“It goes back to 1918 when my grand-
father, John DiStefano, opened a record
shop on Dickinson Street,” says Gregg
DiStefano. “He was one of the first
distributors of the Victor Talking Machine
Co. in Camden, N.J., which became RCA.”
A passionate and knowledgeable
music lover, John DiStefano worked
closely with RCA executives to develop
a music catalog that would make the
company the world’s leading producer
of classical recordings. Aficionados
flocked to the shop to hear new record-
ings unavailable anywhere else. They
didn’t just listen to the music, though.
They discussed it. With discussions
came coffee. With coffee came cake.
After the Depression, DiStefano
opened The Victor Cafe, affectionately
called Victor’s by the locals, at its present location, offering a full dinner menu
and bringing with him his vast library of
78 rpm recordings. He covered the walls
with photos of opera stars and used wood
from old record-listening booths to construct benches. Back then, though, it was

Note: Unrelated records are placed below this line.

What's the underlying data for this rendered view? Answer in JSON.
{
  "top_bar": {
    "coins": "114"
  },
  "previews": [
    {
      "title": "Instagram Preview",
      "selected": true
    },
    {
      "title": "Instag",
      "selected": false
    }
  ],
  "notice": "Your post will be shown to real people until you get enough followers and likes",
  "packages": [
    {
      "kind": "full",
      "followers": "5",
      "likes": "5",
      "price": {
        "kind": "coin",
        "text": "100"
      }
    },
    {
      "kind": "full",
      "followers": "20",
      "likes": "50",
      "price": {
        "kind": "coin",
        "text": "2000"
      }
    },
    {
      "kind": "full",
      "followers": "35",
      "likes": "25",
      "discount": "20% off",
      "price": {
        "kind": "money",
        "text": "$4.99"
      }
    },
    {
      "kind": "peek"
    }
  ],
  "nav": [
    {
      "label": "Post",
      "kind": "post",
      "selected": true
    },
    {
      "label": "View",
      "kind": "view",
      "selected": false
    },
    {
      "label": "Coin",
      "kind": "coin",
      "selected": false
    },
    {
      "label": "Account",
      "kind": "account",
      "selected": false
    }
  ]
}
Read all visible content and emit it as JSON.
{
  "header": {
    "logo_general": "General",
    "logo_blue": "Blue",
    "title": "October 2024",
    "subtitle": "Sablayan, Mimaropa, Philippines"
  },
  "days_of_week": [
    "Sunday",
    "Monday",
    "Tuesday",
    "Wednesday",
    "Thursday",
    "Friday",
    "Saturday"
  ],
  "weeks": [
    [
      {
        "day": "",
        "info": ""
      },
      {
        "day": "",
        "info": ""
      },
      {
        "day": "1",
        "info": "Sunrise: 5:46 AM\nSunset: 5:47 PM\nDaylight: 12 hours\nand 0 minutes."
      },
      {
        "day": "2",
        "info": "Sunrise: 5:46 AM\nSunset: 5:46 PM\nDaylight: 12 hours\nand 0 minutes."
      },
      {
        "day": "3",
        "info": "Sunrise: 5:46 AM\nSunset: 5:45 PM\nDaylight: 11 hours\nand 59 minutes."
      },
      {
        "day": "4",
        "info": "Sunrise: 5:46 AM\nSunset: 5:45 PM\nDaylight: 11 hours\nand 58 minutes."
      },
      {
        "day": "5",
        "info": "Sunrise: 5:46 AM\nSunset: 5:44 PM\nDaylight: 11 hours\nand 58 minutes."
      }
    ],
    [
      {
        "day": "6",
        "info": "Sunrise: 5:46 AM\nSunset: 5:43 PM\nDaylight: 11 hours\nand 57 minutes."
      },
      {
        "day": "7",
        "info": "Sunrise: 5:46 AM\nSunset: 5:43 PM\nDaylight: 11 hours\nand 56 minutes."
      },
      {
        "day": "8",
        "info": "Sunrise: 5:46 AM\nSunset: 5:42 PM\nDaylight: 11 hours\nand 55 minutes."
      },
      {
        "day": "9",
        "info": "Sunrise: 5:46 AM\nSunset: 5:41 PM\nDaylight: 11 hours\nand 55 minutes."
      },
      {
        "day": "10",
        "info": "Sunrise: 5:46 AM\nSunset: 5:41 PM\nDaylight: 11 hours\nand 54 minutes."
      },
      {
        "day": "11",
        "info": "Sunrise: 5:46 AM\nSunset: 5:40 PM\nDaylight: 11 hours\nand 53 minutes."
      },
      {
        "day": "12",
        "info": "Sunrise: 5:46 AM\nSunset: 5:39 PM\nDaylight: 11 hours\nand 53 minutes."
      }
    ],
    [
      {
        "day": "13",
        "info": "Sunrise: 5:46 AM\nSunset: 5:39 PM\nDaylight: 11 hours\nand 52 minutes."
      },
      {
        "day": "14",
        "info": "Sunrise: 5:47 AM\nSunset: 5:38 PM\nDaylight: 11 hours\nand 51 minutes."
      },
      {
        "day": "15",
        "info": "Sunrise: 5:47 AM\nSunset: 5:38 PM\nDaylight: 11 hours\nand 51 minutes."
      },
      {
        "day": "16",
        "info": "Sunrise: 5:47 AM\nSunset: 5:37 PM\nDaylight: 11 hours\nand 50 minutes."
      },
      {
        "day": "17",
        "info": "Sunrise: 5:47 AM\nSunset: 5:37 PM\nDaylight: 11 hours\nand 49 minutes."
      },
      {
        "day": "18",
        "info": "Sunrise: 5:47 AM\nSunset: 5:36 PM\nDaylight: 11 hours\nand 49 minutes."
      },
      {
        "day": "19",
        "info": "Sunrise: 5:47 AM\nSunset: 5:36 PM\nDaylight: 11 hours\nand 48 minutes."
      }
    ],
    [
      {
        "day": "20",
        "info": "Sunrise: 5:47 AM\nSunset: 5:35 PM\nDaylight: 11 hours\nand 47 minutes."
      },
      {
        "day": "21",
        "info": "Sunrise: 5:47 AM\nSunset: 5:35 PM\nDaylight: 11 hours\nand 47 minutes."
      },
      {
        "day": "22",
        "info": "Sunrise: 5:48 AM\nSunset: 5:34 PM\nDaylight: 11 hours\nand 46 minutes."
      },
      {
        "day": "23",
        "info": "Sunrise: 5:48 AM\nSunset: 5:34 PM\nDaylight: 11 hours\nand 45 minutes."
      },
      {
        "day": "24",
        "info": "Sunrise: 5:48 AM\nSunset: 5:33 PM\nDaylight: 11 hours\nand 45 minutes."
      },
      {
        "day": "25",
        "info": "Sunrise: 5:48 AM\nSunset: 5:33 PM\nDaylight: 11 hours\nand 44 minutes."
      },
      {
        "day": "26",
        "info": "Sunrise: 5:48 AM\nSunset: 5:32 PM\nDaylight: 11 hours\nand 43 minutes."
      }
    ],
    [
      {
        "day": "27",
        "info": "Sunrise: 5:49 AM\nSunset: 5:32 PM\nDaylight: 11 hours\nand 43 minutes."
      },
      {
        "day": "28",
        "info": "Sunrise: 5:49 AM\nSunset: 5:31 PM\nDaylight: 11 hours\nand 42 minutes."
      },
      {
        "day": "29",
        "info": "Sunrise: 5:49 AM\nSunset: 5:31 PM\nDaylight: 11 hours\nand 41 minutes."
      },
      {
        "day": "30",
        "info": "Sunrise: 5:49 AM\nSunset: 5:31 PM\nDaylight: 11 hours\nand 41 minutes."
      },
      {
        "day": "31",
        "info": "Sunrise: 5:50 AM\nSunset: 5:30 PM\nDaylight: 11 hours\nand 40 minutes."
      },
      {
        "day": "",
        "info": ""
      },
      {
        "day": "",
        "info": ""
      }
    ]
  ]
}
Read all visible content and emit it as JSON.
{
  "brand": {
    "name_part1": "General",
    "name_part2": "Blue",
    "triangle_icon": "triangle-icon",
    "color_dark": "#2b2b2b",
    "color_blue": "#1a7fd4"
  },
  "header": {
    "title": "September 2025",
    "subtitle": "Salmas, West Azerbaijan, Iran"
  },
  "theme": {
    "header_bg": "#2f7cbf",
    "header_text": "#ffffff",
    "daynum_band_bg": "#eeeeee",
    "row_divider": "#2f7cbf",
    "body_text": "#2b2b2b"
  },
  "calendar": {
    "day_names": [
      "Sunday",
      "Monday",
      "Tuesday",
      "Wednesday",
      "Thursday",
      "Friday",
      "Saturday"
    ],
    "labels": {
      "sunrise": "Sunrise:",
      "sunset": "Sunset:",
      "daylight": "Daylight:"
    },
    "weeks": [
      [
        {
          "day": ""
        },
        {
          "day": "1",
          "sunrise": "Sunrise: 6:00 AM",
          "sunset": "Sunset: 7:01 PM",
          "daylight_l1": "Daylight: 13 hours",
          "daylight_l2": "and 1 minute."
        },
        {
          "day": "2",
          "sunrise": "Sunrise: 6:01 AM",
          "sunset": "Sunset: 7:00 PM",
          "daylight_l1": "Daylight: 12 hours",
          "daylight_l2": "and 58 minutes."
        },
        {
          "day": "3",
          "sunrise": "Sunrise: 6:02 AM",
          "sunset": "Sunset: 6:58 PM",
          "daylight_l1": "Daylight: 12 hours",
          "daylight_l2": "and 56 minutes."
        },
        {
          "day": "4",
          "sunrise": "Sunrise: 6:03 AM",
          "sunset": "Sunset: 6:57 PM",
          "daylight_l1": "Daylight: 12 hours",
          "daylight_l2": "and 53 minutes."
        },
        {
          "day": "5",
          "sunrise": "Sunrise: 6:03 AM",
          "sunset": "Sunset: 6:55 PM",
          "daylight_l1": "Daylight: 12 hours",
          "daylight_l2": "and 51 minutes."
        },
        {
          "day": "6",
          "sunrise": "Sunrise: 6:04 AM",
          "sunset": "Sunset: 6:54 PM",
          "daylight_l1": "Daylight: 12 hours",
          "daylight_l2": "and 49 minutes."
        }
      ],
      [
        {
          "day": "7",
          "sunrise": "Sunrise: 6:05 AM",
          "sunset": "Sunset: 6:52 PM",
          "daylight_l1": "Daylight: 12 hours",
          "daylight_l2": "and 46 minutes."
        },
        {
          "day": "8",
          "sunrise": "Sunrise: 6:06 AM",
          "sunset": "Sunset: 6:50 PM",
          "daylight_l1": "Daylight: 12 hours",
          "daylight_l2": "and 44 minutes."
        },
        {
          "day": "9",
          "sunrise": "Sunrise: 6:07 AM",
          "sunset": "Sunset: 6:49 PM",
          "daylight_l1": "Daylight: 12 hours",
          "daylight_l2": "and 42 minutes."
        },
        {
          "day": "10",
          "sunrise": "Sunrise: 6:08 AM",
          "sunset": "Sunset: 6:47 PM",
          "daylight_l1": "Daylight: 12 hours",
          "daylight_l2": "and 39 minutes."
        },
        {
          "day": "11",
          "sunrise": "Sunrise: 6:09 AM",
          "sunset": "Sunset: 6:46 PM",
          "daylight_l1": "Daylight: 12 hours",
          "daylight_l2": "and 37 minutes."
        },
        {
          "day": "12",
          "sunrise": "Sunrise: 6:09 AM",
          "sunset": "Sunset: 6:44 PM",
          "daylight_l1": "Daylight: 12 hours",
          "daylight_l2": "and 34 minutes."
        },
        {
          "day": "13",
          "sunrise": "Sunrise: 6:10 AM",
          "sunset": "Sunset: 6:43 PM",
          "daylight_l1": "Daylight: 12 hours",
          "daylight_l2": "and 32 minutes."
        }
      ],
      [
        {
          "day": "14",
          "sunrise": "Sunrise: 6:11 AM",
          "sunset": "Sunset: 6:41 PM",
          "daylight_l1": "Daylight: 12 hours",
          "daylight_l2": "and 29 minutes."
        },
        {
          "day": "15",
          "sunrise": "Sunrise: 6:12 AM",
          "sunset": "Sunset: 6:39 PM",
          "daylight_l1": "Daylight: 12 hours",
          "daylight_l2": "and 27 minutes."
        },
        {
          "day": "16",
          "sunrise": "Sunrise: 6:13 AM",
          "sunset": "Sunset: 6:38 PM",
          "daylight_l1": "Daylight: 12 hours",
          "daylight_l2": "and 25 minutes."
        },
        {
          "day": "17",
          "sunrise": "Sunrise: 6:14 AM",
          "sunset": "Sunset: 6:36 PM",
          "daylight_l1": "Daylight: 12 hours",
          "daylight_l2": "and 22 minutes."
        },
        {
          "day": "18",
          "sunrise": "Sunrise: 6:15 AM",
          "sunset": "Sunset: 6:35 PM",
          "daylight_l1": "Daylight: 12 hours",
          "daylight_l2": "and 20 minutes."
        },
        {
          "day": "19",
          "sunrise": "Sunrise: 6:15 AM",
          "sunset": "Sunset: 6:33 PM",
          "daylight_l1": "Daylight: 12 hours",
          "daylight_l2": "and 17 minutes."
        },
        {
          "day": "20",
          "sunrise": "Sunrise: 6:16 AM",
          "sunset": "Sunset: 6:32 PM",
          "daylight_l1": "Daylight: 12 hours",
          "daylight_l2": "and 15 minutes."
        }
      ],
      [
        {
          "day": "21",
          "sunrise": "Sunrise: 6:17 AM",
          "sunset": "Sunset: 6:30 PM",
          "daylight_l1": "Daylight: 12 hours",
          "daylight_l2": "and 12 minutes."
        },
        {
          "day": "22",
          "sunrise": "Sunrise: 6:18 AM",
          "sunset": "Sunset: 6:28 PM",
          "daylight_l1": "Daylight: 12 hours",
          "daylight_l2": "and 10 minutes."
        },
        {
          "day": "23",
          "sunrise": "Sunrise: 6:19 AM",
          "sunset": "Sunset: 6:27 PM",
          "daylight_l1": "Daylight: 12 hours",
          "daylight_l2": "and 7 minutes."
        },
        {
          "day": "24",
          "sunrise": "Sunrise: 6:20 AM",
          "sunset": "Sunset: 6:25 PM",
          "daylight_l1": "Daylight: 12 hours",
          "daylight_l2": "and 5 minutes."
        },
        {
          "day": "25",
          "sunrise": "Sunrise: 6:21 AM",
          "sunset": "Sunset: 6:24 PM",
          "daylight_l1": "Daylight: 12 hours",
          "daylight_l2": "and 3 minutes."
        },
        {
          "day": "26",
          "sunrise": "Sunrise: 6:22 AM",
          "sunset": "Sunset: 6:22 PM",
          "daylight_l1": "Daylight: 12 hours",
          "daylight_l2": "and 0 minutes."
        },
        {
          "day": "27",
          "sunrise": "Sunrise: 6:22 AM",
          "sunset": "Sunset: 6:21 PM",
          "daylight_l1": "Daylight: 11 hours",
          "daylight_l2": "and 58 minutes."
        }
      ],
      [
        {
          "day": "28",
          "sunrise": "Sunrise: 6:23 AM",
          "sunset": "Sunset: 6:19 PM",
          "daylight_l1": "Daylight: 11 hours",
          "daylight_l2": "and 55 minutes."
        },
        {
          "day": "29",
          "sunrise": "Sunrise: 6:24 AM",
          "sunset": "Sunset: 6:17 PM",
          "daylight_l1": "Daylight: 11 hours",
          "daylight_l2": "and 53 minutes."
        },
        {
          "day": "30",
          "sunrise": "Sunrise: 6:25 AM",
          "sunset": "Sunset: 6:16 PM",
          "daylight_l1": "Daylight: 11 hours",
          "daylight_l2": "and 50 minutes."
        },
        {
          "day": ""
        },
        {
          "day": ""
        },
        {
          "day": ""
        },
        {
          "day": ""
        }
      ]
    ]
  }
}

the customers who burst into song.
“We hired our first singing waiter in
1979,” says Gregg. “It wasn’t long before
every staff member was performing,
including our cook, who would come out
in a splattered apron. People loved it.”
In 1988, Victor’s expanded into an
adjoining townhouse without sacrific-
ing its Old World charm. But it was in
January 2006 that the restaurant went
Hollywood. Sylvester Stallone was in
town, scouting locations for his next film
as Rocky Balboa. As soon as he stepped
inside the cafe, Stallone knew he had
found the right setting for what would be
(yo!) Adrian’s restaurant.
Scenes from an Italian restaurant called The Victor Cafe.
Dante & Luigi’s Corona di Ferro
762 S. 10th St.
Ralph’s Italian Restaurant
760 S. Ninth St.
The Victor Cafe
1303 Dickinson St.